This will be an exciting project to follow! Check back for more details.

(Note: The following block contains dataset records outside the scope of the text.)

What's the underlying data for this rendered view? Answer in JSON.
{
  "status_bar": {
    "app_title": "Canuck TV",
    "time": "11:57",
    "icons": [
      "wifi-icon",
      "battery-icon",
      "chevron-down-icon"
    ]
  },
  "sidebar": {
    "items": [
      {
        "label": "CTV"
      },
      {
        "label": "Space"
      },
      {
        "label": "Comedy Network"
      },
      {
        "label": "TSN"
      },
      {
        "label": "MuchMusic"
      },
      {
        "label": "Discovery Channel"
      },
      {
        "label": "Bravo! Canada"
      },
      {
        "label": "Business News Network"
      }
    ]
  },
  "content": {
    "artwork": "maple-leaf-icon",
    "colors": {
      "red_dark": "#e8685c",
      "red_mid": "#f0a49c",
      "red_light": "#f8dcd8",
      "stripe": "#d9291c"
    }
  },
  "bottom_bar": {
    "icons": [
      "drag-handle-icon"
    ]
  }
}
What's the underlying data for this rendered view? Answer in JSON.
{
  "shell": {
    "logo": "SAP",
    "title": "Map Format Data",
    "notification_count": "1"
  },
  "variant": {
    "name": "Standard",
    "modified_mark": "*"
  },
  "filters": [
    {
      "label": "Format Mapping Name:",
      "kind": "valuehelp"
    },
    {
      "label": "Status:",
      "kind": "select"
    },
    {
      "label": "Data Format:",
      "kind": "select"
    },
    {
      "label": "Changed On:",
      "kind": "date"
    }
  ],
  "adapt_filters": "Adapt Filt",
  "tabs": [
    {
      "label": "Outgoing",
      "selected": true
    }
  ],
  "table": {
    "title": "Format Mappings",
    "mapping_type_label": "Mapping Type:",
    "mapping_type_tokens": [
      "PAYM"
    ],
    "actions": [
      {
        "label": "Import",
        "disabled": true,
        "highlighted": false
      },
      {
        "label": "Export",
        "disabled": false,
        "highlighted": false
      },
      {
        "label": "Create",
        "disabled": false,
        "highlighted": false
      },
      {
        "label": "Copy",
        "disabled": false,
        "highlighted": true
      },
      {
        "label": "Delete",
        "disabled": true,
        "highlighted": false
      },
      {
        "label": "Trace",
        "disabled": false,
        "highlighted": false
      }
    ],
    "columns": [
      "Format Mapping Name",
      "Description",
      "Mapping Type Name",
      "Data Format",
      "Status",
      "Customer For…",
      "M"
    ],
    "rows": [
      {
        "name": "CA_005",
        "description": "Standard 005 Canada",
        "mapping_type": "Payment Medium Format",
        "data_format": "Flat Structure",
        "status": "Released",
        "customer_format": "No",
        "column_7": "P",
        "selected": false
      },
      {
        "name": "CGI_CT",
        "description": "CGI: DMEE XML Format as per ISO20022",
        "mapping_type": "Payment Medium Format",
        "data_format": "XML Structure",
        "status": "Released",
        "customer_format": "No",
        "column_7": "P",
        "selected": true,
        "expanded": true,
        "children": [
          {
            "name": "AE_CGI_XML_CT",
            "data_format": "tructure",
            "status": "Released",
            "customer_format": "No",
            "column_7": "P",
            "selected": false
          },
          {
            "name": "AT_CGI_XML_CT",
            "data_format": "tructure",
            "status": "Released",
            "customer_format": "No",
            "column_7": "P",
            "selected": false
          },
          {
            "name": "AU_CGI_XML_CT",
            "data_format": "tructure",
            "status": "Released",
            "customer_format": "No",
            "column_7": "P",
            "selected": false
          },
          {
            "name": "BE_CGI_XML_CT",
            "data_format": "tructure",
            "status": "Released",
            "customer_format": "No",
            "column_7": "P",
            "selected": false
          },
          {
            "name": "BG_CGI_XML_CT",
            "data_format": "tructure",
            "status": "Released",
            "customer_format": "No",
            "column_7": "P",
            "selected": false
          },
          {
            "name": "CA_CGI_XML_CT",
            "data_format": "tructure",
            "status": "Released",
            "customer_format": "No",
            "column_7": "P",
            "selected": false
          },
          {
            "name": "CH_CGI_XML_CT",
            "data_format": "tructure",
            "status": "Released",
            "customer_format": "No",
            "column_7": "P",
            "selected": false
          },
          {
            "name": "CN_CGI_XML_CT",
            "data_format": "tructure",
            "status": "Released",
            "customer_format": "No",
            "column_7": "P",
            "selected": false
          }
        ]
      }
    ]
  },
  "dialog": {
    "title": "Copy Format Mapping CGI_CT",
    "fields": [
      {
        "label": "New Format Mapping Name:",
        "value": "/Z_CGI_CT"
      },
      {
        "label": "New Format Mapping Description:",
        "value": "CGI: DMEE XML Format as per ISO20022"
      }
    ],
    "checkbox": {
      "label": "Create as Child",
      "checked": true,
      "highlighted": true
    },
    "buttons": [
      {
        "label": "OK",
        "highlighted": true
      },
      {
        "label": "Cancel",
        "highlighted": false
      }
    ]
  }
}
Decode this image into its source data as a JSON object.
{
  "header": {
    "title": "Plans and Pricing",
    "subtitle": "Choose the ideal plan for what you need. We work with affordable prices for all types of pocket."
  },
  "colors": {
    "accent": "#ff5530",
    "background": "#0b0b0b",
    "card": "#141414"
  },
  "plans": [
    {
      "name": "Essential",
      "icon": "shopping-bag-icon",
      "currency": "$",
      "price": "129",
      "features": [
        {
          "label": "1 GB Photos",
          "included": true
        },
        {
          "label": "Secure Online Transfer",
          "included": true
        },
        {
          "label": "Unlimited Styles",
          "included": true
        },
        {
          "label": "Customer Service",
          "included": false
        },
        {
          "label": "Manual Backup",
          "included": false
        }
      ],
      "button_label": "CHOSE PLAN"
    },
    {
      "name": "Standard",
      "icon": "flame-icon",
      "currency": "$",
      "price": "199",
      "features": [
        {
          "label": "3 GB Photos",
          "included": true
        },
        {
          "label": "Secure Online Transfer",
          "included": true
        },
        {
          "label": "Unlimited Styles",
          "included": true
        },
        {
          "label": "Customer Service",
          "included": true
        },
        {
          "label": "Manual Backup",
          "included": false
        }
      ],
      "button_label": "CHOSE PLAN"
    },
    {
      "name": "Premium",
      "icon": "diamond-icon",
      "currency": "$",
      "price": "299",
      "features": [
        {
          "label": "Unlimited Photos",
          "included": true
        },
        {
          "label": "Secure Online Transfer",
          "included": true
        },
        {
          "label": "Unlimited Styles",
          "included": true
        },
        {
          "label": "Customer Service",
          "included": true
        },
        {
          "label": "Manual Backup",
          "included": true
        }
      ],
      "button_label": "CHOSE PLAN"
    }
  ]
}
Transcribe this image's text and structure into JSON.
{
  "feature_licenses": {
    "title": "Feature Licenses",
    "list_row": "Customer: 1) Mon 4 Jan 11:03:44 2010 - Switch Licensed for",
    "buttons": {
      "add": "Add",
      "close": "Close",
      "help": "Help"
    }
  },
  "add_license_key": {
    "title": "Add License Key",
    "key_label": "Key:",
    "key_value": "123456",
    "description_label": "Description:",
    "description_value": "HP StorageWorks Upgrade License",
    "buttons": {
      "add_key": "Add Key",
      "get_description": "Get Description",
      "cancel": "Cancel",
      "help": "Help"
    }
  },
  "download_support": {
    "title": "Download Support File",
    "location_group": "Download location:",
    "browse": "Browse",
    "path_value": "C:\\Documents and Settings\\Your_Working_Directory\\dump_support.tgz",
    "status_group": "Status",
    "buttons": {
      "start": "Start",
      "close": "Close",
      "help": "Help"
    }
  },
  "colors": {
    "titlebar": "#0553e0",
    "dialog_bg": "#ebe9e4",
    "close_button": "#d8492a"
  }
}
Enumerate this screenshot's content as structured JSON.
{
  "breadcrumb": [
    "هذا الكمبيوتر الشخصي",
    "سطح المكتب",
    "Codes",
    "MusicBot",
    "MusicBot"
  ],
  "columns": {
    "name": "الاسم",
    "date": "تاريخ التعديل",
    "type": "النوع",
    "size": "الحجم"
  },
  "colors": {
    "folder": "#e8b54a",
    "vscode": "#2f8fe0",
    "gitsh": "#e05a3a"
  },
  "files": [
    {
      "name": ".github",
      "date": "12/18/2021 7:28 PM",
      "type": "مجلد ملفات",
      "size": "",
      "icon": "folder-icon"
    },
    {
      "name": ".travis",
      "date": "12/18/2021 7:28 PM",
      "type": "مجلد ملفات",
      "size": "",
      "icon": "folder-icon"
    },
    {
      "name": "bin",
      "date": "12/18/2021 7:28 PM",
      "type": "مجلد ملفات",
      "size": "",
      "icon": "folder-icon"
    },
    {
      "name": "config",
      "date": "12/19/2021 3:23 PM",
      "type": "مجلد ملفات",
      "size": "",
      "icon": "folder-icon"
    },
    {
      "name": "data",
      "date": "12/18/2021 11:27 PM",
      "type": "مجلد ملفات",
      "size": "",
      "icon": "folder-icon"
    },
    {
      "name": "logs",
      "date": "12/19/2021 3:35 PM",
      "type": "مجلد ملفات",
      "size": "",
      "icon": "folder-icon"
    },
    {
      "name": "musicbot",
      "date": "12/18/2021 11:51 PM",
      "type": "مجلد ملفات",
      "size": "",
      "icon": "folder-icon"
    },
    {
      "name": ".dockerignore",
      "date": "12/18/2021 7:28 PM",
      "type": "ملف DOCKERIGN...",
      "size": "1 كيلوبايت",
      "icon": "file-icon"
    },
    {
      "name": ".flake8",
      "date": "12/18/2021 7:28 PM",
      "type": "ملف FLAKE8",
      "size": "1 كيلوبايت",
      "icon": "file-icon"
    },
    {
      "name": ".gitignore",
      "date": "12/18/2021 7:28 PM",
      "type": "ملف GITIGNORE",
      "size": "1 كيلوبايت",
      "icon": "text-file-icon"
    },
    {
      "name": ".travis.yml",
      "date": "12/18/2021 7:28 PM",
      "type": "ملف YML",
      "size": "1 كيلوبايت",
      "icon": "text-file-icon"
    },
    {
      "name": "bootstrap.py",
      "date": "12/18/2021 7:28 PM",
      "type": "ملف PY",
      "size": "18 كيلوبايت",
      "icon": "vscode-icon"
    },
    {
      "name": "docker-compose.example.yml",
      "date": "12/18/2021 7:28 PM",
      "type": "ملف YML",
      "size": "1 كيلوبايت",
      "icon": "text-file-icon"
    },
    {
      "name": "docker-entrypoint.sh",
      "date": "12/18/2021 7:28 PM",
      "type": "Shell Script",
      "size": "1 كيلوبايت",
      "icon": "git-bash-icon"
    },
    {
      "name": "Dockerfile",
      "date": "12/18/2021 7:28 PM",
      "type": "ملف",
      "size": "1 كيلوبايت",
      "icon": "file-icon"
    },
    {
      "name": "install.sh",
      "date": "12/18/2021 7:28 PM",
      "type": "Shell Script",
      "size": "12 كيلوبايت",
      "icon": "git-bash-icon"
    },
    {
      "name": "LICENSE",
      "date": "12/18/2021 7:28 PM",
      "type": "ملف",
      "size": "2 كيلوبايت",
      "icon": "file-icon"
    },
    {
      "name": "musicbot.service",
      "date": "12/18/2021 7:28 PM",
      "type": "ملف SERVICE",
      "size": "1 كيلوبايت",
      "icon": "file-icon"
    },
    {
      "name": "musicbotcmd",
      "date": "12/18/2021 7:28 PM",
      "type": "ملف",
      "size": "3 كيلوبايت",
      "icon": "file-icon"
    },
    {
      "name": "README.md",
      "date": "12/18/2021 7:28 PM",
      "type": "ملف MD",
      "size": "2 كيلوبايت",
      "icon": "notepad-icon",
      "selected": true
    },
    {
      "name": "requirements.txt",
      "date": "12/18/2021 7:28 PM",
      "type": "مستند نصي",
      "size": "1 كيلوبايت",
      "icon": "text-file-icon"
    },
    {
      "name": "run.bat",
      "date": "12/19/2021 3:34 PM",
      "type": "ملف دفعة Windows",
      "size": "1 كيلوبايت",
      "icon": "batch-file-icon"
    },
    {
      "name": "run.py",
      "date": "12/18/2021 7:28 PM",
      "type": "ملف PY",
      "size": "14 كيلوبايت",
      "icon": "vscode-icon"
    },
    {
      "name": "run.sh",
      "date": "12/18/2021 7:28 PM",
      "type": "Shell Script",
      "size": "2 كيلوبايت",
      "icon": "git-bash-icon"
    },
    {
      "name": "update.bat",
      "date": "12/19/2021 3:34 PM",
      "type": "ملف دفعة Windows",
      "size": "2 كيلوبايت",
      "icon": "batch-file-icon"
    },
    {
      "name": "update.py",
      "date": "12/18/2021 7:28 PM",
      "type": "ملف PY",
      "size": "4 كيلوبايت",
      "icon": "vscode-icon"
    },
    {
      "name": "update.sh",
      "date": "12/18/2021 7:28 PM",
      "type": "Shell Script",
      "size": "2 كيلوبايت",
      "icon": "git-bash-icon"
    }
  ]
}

We're excited about a new project in Chapel Hill. A few years ago, we installed a new kitchen for this homeowner, who had purchased a beautiful property close to the University of North Carolina, and surrounded by a large protected natural area. The home was built in the 1950's, and has a large, and essentially flat roof. With no attic there is little room for insulation. The first issue, however, was that the walls needed insulation. We teamed up with Carolina Foam Inc out of Dunn, NC who bored quarter size holes through the wood siding in each stud bay, and blew in expansive foam insulation. With the success of the wall insulation, the homeowner started asking about the option of using a foam product on their roof. Having been thinking about how to replace their leaking roof, and improve their insulation, the foam option made a lot of sense. Having done similar applications on numerous commercial buildings, Carolina Foam suggested two one inch layers of a closed cell spray on foam product called Endura Tech. On top of the foam, they applied two 15 mil coats of an acrylic poly-urethane rubber roof coating. One of the surprising aspects of this option was it's affordability. It was comparably priced to installing a more traditional TPO membrane - but had the distinct advantage of adding a considerable R-value! Once the system was agreed on, we got started. We tore off the existing built up asphalt roofing, and repaired several roof deck board. As soon as the weather allowed, Carolina Foam got started. In no time, the sprayed on foam roof was complete. This picture shows the roof with the second coat of foam on and 1/2 of the acrylic polyurethane (gray) applied. With the roof work complete, we were able to start focusing on the rest of the project. One of the plans was to install a spiral staircase from a newly built deck, to the roof of the existing carport. Why would you need a staircase to get up on your roof? Well, you need easy access if you're planning on installing a "green" or "living" roof. A living roof is generally any roof of a building that features a waterproof membrane and soil. That soil is then used to cultivate vegetation. The vegetation can vary from ornamental shrubs and trees to vegetable gardens to a simple grassy area. The living roof not only adds green space to an area that might be lacking but it also provides an added layer of insulation. That extra layer of insulation can help cut back on both heating and cooling costs. If you plan to add almost 3,000 square feet of dirt, plants, and water to make a green space up on your South facing roof you need to plan a few things out! First of all, we were lucky, and the homeowner had an original set of blue prints - showing the spans and dimensions of the framing used in the roof construction. That combined with a consult from a local structural engineer gave us the confidence that the roof could handle the added load. Another consideration was how to keep all that roof vegetation sufficiently watered..... not to mention having to plan on a significant increase to your water bill, right? Not if you plan on installing a rainwater retention system! So a plan was devised to install an underground tank to harvest rain drained from the roof. That same water will then be pumped back up to the roof into drip irrigation lines to water the roof garden. First things first. Deciding on how to retain the runoff from the roof. A 3600 square foot roof can drain a whole lot of water! Trying to figure out the best way to retain that water underground wasn't easy. We looked at a variety of options......including pre-formed plastic cisterns, free form tanks built with plastic forms and a heavy duty rubber membrane, and precast concrete cisterns. Ultimately it ended up that installing a standard concrete septic tank with dual ports and inlets was both the easiest, quickest and most cost effective option. Excavation has now begun! It takes a big hole to set a 3500 gallon water retention tank.